A bias in the study interpretation merits attention. In the scenario, Terry expresses two concerns: (a) whether she may be at “higher than average risk for getting breast cancer” and (b) whether she should undergo genetic testing. Terry's risk of breast cancer is rated as “moderate” and her risk of having a mutation as “low” by study participants (Table 1). Assessing her breast cancer risk using the National Cancer Institute's Breast Cancer Risk Assessment tool,1 Terry's risk is in fact elevated compared with the general population, as much as 2-fold greater if white race, early-onset menstruation, and late age of first childbirth are chosen. The study participants correctly ascertain Terry's elevated risk based on her sister's history; however, the decision to refer for genetic services is called into question because her risk does not meet U.S. Preventive Services Task Force criteria for genetic services referral related to BRCA1/2 testing (2). In determining the appropriateness of genetic counseling, the authors focus (narrowly) on breast cancer risk related solely to BRCA1/2.
Genetic services encompass more than BRCA1/2 testing.2 Although BRCA1/2 counseling is an important component of breast cancer risk assessment, evaluation of future breast cancer risk using risk assessment tools,1 as well as education on risk factor management, screening options, and risk modification (e.g., tamoxifen), is also standard. By narrowly interpreting the clinical value of genetic services in the study, the authors portray family physicians as ill informed and potentially wasteful. Viewed another way, Terry's history suggests a personal risk for breast cancer that is higher than the general population; however, her overall risk is influenced by a complex set of factors beyond the expertise of many family physicians.

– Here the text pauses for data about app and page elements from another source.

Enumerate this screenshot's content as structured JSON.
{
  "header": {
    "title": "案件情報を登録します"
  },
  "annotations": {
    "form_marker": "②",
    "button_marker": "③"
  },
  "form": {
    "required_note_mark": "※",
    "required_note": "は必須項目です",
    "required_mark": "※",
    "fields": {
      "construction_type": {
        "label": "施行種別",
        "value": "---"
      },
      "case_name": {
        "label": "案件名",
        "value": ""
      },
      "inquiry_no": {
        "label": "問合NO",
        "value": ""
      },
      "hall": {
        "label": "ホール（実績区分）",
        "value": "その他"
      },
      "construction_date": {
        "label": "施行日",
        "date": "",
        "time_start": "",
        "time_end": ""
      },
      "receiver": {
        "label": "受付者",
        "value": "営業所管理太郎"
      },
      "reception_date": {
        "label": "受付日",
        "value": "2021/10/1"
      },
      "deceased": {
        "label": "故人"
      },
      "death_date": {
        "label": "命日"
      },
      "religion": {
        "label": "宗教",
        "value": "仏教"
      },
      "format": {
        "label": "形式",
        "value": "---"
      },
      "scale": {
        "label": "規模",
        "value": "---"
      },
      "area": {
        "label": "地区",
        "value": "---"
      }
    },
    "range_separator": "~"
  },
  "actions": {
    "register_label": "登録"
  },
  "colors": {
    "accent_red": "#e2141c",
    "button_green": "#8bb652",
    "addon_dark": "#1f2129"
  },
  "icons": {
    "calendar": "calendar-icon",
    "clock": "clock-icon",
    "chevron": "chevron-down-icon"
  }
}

Referral for genetic services is an excellent way by which physicians may provide concerned patients with detailed information on their risk of cancer even if testing for currently known high-risk genes may not be indicated.
Disclosure of Potential Conflicts of Interest
No potential conflicts of interest were disclosed.